▸ Exercise instructions:
Reading the listing that follows, count the lines where "Larson" appears, and answer with only that count.

▸ Data supplied:
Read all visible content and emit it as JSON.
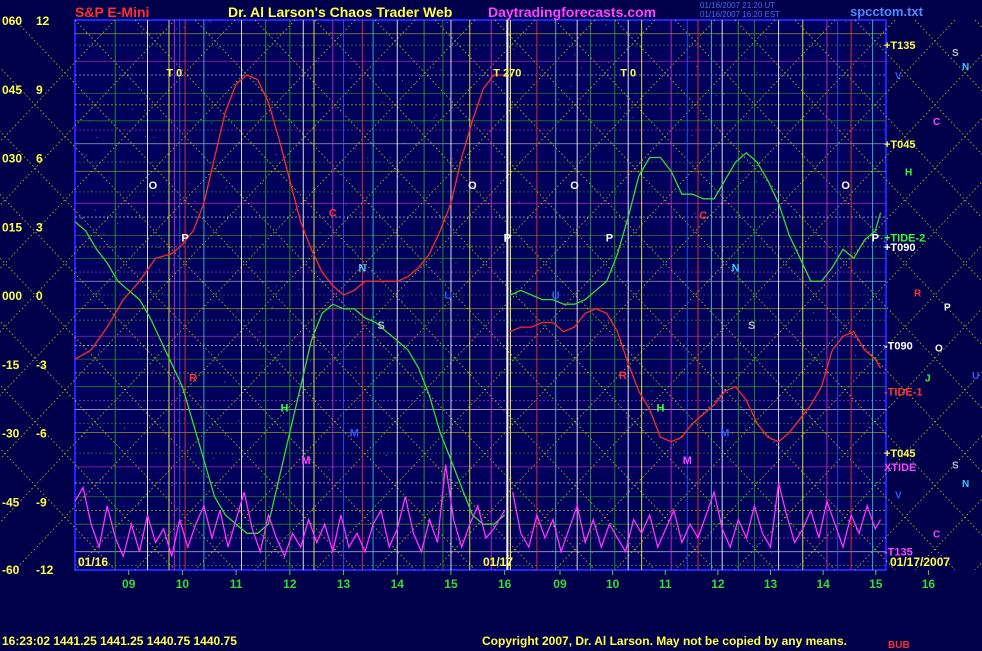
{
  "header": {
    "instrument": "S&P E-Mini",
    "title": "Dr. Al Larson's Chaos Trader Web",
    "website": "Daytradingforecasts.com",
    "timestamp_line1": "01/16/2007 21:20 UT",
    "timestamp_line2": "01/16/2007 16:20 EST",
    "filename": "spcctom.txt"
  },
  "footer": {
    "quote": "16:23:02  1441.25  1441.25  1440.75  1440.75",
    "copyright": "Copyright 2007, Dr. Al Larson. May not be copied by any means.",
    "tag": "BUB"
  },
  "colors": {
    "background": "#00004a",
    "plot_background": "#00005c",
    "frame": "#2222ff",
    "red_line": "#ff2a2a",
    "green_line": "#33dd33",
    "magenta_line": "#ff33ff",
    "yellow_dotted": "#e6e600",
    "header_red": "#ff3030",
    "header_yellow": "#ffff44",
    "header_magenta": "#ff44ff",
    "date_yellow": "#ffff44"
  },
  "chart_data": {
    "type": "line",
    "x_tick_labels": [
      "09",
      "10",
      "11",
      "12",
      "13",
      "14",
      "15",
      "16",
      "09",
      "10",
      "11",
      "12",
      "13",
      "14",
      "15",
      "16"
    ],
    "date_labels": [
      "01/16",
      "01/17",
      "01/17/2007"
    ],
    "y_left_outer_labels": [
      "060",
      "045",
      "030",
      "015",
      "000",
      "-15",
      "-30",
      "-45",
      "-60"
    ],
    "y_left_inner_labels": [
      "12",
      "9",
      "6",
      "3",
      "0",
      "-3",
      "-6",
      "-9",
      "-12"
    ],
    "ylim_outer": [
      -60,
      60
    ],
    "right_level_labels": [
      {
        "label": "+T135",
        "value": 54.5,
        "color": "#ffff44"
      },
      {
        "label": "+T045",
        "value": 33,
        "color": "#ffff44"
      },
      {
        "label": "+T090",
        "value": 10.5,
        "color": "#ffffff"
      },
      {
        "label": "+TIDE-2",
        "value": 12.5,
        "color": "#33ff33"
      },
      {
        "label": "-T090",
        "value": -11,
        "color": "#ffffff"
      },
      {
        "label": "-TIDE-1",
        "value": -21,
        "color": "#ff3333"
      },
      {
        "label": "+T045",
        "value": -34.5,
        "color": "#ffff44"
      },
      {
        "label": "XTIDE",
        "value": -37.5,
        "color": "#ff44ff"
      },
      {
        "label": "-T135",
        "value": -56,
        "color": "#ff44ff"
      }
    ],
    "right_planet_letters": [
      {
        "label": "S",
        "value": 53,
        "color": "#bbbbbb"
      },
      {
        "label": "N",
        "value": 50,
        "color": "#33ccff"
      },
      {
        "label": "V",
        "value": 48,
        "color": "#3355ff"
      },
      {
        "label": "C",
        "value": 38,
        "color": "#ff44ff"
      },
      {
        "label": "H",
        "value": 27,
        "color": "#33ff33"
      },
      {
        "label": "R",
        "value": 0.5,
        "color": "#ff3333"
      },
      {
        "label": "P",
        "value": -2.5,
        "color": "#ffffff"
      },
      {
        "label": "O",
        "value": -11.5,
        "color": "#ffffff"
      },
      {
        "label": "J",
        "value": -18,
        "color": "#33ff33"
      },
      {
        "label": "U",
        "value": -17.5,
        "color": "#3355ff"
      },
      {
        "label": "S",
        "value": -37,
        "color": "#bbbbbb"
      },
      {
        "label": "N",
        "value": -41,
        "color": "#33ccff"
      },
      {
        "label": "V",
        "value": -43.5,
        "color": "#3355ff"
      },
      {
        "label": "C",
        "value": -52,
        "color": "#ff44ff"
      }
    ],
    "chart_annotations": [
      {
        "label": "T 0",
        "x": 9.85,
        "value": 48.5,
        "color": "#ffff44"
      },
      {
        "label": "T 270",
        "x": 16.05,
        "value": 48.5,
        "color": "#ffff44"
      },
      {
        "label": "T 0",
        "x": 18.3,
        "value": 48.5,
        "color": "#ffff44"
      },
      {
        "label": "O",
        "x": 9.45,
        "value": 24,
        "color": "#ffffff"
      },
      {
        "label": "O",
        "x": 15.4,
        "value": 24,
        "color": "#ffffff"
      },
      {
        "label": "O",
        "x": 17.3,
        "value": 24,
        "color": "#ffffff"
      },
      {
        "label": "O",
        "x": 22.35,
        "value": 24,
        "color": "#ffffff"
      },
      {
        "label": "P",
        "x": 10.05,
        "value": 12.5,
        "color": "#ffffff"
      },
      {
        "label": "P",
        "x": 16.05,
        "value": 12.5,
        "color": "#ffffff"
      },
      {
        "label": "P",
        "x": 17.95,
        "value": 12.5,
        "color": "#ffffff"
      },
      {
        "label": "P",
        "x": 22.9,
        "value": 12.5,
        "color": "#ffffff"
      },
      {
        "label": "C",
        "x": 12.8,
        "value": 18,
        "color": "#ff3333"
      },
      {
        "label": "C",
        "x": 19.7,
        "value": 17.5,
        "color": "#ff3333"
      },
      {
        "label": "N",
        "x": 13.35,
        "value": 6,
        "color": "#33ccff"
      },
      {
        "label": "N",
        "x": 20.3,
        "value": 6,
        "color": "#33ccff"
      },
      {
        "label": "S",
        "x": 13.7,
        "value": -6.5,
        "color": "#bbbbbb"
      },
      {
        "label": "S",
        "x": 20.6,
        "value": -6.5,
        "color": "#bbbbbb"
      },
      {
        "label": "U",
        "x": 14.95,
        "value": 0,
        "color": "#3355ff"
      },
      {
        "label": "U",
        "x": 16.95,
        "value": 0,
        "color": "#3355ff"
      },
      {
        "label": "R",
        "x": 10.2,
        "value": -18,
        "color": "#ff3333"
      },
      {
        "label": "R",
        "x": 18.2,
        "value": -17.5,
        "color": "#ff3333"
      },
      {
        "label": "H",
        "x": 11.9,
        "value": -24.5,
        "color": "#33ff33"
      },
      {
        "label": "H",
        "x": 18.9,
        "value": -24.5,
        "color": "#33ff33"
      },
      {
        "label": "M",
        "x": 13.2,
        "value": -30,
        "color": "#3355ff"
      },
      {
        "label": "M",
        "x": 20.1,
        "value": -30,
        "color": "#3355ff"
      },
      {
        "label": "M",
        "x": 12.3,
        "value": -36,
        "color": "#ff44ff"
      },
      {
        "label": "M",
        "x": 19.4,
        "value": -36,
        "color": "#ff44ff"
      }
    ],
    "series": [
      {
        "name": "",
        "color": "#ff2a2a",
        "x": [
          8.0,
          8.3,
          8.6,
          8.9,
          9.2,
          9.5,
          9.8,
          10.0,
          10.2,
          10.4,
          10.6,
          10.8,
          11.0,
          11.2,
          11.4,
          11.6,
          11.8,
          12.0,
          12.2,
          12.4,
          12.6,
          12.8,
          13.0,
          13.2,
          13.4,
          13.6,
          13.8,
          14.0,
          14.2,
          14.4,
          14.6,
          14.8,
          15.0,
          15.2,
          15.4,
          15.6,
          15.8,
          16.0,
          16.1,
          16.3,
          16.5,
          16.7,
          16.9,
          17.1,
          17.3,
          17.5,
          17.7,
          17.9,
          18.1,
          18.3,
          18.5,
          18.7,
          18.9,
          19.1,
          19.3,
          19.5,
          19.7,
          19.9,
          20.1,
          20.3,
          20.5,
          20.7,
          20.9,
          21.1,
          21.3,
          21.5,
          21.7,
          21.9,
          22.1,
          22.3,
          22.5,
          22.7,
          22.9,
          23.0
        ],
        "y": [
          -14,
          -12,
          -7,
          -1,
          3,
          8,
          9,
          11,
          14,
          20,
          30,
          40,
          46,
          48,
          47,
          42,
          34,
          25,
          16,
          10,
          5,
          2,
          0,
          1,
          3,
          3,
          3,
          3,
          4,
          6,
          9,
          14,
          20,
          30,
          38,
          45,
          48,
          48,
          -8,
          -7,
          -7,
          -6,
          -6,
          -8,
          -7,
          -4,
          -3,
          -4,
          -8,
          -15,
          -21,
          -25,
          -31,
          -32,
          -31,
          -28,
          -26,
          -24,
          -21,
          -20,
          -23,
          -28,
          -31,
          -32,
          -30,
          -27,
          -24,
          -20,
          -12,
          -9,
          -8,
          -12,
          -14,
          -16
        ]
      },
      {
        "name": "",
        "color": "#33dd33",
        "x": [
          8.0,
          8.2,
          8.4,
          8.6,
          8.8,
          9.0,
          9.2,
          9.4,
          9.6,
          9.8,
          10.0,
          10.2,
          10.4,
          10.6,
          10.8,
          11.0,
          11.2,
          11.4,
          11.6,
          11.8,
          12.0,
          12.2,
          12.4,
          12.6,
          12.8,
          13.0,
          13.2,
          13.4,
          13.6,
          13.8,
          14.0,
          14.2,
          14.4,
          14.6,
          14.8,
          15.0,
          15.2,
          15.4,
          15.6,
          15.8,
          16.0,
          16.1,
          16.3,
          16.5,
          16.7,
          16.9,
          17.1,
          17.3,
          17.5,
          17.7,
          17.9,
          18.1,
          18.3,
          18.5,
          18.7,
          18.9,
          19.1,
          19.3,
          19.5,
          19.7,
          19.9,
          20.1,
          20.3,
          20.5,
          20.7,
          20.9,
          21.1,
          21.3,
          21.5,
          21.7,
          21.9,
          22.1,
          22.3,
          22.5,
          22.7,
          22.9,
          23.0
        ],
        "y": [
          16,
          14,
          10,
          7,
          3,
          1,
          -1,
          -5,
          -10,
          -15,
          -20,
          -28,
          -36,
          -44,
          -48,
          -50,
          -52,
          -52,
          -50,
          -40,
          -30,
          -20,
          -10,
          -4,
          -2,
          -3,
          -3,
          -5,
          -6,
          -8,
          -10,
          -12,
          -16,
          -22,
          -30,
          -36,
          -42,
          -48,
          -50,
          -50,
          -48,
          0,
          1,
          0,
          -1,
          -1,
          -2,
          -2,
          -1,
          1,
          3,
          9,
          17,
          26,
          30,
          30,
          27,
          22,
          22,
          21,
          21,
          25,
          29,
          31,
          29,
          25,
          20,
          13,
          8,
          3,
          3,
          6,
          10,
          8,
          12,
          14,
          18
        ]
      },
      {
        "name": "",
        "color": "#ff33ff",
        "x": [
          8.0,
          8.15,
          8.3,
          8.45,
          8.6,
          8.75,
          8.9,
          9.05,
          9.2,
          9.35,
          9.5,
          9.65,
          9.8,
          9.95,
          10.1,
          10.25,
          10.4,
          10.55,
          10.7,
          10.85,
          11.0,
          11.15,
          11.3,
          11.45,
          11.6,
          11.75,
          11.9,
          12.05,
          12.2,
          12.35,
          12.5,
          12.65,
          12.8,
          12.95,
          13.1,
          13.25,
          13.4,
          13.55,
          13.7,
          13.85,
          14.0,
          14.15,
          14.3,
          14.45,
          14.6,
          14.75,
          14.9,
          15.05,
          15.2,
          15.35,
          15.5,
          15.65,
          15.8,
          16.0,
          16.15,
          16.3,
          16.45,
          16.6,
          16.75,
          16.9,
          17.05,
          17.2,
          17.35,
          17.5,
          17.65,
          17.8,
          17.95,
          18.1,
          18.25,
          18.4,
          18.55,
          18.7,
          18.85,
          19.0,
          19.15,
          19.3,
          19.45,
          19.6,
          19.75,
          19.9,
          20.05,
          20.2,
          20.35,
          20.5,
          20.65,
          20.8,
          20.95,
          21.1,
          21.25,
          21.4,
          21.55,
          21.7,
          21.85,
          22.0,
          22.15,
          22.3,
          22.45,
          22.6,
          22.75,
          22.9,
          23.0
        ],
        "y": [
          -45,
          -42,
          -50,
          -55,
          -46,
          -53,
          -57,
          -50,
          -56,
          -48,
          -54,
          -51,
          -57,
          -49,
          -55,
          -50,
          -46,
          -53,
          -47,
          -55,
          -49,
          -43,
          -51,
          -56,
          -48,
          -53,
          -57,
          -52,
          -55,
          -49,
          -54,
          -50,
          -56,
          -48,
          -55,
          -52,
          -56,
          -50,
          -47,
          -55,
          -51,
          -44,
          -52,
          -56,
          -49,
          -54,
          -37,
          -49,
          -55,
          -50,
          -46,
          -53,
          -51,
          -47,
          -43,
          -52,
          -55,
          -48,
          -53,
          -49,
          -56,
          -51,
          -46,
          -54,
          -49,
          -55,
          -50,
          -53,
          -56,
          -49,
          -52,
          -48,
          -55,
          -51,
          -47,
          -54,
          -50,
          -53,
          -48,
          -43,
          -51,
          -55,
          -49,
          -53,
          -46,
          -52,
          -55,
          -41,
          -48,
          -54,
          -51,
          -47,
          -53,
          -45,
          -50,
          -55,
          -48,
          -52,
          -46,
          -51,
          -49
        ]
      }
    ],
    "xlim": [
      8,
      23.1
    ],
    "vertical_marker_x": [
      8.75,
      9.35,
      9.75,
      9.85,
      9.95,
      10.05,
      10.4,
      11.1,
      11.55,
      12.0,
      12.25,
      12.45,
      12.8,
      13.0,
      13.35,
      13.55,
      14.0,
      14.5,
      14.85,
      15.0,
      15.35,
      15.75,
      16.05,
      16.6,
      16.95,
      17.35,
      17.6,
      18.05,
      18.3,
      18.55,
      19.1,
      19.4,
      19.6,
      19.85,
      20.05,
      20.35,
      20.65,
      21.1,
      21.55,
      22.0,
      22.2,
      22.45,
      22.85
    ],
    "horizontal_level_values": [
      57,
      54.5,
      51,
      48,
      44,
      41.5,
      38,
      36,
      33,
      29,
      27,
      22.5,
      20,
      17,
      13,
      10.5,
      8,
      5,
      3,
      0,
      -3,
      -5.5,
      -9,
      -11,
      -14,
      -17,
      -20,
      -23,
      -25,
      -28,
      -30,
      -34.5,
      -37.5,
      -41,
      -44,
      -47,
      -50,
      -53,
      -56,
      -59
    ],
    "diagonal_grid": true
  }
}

▸ Response area:
2